    I am pretty sure, I wouldn't have gotten similar insights had I been elsewhere. If I compare my Math classes in Ramaiah vs Math classes in IIT (first year)- which mostly involved the professor solving some problems on the board- the template problems, as I call them; and asking us to solve the rest of the problems in the chapter in some book- well, I'd anyday say Ramaiah is better.

    I am infact against all the coaching institutes that say, do 27 lakh problems, and you can answer the 27lakh+1th problem that appears in JEE. But stereotyping them with Ramaiah pains me. This appears to me like speaking with ignorance.

    Infact, I donot understand the point in simplifying JEE. 10 challenging problems in 9 hours is what I expect JEE to be like (it was like this probably 10-15 years ago)- and ofcourse a fair assessment of those. Then though you'll have these coaching institutes, they'll actually teach science to their students. How does it matter to the IIT officials if science is learnt properly in a class room environment or in a tuition environment?

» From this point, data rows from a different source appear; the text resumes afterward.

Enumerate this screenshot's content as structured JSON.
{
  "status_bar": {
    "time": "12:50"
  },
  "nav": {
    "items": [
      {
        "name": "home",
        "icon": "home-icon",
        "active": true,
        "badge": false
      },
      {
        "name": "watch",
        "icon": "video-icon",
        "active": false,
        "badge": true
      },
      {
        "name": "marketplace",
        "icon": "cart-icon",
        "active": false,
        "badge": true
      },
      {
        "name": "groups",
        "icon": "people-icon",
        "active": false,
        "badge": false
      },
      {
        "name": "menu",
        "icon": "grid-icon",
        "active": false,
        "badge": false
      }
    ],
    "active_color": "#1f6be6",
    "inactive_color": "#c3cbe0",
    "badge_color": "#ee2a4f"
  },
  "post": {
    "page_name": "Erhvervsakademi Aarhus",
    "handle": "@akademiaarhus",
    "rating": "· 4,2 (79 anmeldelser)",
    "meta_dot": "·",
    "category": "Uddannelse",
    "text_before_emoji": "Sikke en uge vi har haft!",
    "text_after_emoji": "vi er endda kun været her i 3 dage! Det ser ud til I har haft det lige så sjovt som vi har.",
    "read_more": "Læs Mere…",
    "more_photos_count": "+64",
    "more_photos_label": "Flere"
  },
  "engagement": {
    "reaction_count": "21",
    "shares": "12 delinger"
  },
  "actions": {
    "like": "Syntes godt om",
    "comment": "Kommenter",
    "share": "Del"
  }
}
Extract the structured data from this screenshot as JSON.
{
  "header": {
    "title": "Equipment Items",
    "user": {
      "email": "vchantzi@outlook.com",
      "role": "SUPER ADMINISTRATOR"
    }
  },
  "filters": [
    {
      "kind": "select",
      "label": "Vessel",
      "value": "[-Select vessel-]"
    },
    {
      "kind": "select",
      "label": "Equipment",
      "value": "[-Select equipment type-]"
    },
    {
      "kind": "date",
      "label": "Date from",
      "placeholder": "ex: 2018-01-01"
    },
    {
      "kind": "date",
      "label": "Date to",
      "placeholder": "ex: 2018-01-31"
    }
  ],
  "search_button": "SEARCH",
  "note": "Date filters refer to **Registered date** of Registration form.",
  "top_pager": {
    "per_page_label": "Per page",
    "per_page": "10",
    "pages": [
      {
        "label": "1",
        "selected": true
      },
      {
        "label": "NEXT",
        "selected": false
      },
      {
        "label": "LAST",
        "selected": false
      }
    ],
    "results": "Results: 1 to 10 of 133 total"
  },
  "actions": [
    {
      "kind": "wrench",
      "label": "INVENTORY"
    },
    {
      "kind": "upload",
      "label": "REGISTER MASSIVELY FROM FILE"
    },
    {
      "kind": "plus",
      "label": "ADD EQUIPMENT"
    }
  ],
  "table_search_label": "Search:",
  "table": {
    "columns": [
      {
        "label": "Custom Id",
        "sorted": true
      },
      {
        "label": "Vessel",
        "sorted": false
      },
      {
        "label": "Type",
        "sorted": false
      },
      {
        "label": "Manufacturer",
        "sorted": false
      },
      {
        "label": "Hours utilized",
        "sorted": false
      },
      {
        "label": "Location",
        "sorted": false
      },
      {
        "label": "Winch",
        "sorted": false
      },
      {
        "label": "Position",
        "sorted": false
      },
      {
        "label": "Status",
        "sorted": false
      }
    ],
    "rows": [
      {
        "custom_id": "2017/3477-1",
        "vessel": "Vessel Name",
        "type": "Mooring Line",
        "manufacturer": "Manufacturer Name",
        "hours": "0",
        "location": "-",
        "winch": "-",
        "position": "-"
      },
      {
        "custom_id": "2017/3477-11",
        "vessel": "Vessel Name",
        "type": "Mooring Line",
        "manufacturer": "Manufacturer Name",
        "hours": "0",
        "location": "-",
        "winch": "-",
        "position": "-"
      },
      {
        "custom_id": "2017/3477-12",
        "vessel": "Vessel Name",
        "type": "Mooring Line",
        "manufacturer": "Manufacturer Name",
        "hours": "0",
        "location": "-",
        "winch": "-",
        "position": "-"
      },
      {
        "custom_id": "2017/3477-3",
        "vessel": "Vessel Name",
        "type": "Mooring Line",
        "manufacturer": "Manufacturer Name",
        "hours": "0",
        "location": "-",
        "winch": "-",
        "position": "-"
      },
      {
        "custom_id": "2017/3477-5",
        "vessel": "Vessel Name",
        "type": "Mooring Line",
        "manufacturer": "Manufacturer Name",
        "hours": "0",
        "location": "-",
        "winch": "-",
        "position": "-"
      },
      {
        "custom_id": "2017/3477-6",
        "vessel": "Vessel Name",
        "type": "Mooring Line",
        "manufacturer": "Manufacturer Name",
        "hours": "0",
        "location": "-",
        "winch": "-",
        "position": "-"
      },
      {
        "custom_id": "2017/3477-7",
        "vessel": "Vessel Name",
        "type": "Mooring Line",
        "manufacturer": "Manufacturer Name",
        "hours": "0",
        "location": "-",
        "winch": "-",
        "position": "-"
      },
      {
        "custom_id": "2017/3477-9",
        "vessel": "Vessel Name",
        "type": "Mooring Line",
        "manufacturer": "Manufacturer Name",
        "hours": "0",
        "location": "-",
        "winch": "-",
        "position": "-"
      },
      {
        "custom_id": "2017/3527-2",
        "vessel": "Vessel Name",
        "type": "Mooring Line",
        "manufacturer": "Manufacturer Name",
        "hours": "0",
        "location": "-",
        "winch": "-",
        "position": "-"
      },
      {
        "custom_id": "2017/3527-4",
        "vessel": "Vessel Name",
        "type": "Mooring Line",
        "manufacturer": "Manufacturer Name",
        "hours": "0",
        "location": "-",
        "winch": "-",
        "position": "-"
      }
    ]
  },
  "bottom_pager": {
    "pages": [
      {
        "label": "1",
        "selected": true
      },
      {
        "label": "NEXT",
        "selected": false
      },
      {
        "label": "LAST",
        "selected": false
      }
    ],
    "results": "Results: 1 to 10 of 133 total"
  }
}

    Regarding life, and draining enthusiasm in sciences for he rest of the life in a kid that entered IIT, well are we seriously just blaming the coaching institutes for that? Pls pls refer to the above comment by 'inthearmchair'. He has perfectly identified other issues which play if not equal, a much bigger role. And infact, in this crazy money driven world, lots of people are naturally attracted towards non-engineering/science side of the world. I know people, who vociferously campaigned for things like alternate energies, and ended up taking jobs in oil companies. Crazy world, what-else can I say? And, in IIT's under a relative grading scheme, people with low CG's and drop-outs always existed!

    As the previous commenter said, it is better to cure the disease rather than crib about the symptoms!

  10. Sivaramakrishnan said...

    @Jimmy: I guess the ire is not directed specifically at Ramaiah, but at coaching institutes in general, with "Ramaiah" being the catch phrase under which they're all bracketed.

    Let's make no mistakes -- most of us who have been at an iit over the past few years would definitely have had some "coaching". But that is purely a reflection of the fact that schools are simply not adequate. The best part of the outcome being, as Jimmy said, we actually learn a lot.

    The problem lies with the eans, and the sacrifices made towards the goal of clearing the JEE. As always, it is a question primarily of balance. When the sole aim becomes a good rank in some exam, a lot of things (including true education) take the back seat.

    I am of the opinion that the root cause of the problem is the parents, most of them uneducated(mind you, they might well be professionally qualified with postgraduate degrees for all we care). The way parents (and the whole of society) perceives the IITs is flawed. The only way to sort out the issue is through better information dissemination and awareness. It would be nice if the IITs could get some PR mechanism going to make sure that they are present the reality to the public, rather than some distorted sensationalistic illusion that the media portrays, and frenzied unthinking people propogate.